Judge dismisses antitrust suit against Google

Judge dismisses antitrust suit against Google
An antitrust suit against Google has been tossed out of court. The suit, which was filed in the U.S. District Court, Northern District of California, accused Google of forcing Android device owners to use Google's applications as the default option. According to the complaint, this would force owners of Android powered handsets to use applications like Google Search, or Google Maps instead of applications made by Microsoft's Bing or others.

The suit alleged that Google's actions force smartphone prices to be higher than they could be if there was a true competition for a handset's "prime screen real estate." The latter is covered by Google Services like YouTube, Google Play Store, Google Search and Google Maps. But in her decision earlier today, U.S. District Judge Beth Labson Freeman said that the plaintiffs failed to show that Google's restrictions force smartphone prices higher. The judge said that there were an unknown number of supply chain levels between the manufacturers who signed the allegedly anti-competitive pacts with Google, and consumers.

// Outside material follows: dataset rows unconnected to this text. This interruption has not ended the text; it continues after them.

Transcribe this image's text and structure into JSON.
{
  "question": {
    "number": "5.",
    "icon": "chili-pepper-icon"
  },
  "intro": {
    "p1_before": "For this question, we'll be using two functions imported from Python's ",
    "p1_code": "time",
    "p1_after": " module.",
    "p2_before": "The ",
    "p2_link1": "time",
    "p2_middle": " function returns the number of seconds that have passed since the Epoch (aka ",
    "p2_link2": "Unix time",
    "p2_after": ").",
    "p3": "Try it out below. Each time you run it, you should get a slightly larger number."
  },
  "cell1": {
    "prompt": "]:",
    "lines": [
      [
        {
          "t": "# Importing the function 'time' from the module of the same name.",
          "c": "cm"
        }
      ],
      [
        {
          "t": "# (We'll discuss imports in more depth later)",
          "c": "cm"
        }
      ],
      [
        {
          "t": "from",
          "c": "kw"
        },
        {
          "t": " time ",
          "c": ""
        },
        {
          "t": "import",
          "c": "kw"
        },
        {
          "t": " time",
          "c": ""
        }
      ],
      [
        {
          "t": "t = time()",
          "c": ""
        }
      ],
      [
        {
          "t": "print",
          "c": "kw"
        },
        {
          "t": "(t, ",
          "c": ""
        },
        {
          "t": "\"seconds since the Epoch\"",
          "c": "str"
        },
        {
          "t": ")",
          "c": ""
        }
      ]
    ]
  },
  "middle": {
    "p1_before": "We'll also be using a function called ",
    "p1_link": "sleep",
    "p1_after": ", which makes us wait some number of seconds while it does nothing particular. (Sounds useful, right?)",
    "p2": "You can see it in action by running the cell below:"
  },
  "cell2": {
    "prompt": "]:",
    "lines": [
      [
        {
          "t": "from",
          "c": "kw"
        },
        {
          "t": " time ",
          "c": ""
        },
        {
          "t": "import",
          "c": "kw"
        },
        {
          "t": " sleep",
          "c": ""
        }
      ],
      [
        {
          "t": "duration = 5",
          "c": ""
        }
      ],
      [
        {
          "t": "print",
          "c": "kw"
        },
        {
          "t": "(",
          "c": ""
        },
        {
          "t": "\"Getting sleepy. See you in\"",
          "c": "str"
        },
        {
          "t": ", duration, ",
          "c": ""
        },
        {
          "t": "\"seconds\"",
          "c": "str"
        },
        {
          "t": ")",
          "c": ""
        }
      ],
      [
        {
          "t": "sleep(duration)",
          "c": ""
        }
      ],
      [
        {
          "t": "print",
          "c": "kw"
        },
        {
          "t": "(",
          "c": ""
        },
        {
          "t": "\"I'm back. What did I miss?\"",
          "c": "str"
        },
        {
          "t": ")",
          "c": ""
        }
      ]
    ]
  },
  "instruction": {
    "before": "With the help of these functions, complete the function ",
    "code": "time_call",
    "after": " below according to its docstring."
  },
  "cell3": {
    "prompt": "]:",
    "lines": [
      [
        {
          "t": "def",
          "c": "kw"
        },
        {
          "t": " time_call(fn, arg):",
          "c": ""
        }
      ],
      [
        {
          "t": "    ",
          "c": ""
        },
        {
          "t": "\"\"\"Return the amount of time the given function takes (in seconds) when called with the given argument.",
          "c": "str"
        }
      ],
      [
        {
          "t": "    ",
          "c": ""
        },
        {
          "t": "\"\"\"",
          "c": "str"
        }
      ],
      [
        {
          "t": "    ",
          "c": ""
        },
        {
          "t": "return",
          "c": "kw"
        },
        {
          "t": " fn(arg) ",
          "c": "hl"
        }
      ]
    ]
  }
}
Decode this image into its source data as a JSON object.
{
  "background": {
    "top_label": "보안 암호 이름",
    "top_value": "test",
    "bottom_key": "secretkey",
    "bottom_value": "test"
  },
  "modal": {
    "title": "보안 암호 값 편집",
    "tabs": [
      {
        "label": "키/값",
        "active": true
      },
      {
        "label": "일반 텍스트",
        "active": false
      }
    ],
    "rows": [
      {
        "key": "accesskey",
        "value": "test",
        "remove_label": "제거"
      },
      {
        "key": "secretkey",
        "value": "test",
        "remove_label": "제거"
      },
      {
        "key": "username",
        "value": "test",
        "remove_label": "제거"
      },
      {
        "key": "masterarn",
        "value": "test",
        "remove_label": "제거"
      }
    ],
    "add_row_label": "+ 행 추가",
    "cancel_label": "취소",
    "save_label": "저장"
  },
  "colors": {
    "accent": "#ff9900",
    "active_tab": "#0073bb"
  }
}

The judge is giving the plaintiffs three weeks to amend their complaint, hinting that uncompetitive pricing and loss of consumer choice are not the reasons why Google could be found guilty of monopolistic behavior. In other words, the judge was telling the plaintiffs to look for other reasons to support refiling their suit.


source: Reuters
FCC OKs Cingular\'s purchase of AT&T Wireless